To begin we make time to listen to ourselves and each other. We start by reconnecting to the simple, primal things that reset our lives, sleep, food, rest and time in nature. Re-ordering these basic rhythms helps us to settle. From this more grounded position we can start to connect to what has real meaning in our lives. At this point we reconnect to the ‘knowing’ of the Heart, which is unavailable when the body-mind is in over-drive! 

‘Wake Up Calls’ are always an indication we haven’t been listening to what we know deep down. They always come when we are ‘off track’. In Chinese medicine, these peak times of change, are referred to as ‘Life Gates’, which can be used for deep healing and transformation. We are all at a threshold, leaving behind an old world and creating a new one. It is a time of threshing, sorting out the rubbish from the good stuff. It’s definitely not comfortable for most of us, which is to be expected. 

Through times of transition where the view is not yet clear, it’s important to open up, be willing to adjust our positions, expand our perspectives, and see life from higher points of view. There is a divine order operating here and yet it’s a mysterious process, which is difficult to accept, when we been brainwashed to think if we plan well ‘everything will work out the way we want it’, a head dominant point of view. 
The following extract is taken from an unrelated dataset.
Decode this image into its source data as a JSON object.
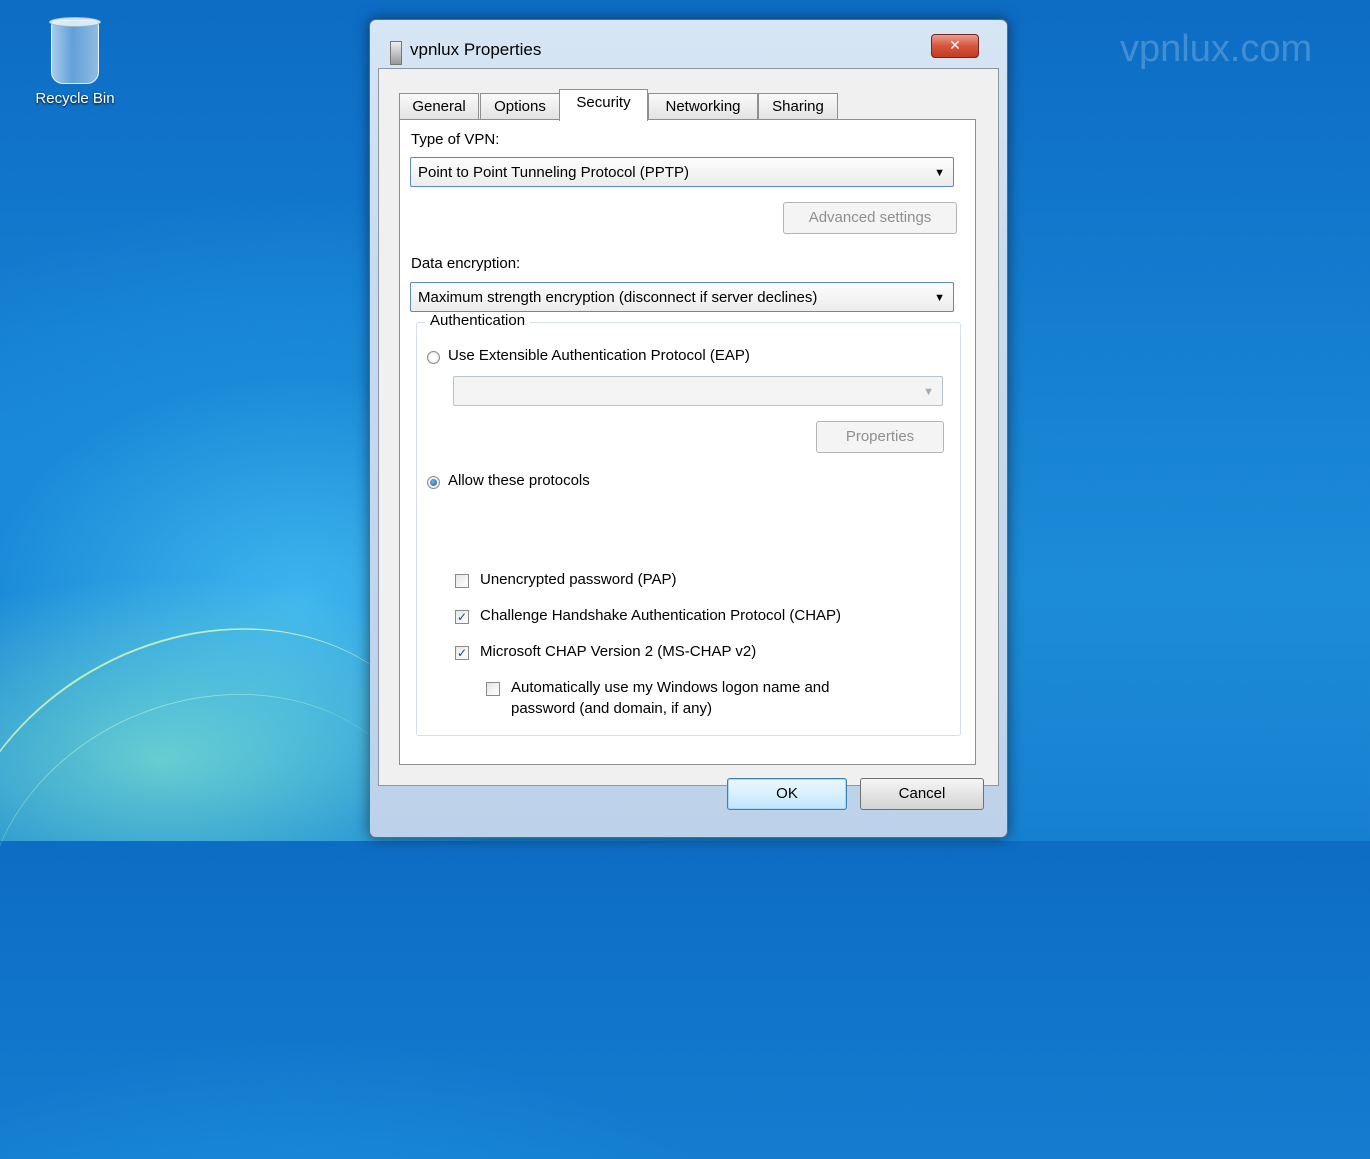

The view from the Heart’s perspective, signified in our story by the wise grandmother, embraces all points of view. Sharing in the talking circle, everyone had an opportunity to express what was happening for them. When we approach challenges first with just listening, without trying to fix, we engage the Hearts capacity to sit in the awareness of ‘what’s meant to be is meant to be’. This can be hard to accept during a time of crisis, as we have all been conditioned to think in terms of good/bad and right/wrong, which is the way of a head used to judging.

The heads healthy role and job, is to focus like a spotlight on managing the details of life. It likes to plan, analyse, organise, manage timelines and numbers. The head’s role was demonstrated in this story, by the creation of a new shared community management plan, with doable steps and practical actions.

The Heart by contrast is like the sun in the sky which sees the overall big picture view, from higher points of view. It knows what’s appropriate because it recognises the others in the picture and what’s needed to create a harmonious picture.

As we learn to live by aligning our Heads and Hearts, we will start to orient around what’s truly important to us and others and adjust plans and direction to suit. Using the power of these two intelligences we can help ourselves and each other, wake up and step by step recreate our lives aligned with what really matters.


  • Cameron Tukapua

    Chinese Medicine Practitioner I Strong Hearted Leadership Coach

    You Being You

    Cameron Tukapua synthesises her lifetime study of clinical acupuncture and professional development training into wellbeing and spiritual self-identity courses through You Being You. "As a sensitive high energy person it was massive relief to discover and start studying Chinese Medicine at age 21. It literally saved my life! Immediately I could see where I belonged in the world and how to strengthen my mind-body balance. This time tested medical tradition shows us how we connect to the world around us, and how the body-mind is one system . Teaching and learning has been a lifelong passion. For nearly a decade I owned and directed the "Christchurch College of Holistic Healing" offering full time Acupuncture practitioner training. Since 1993 I have co-led Mind-body Wellbeing retreats in Hawaii, China, Bali and New Zealand. What I know is people transform when they learn how to be their own healers and teachers. What we really need to know is inside us all. Facilitating connection to ourselves, others and universal energies, is my contribution to the Wellbeing revolution. The YBY courses provide simple clear reference points on HOW to nurture lifelong wellbeing for the body mind. The focus is on connecting to our true Heart nature. The teachings are Uplifting, Heartfelt and Unifying."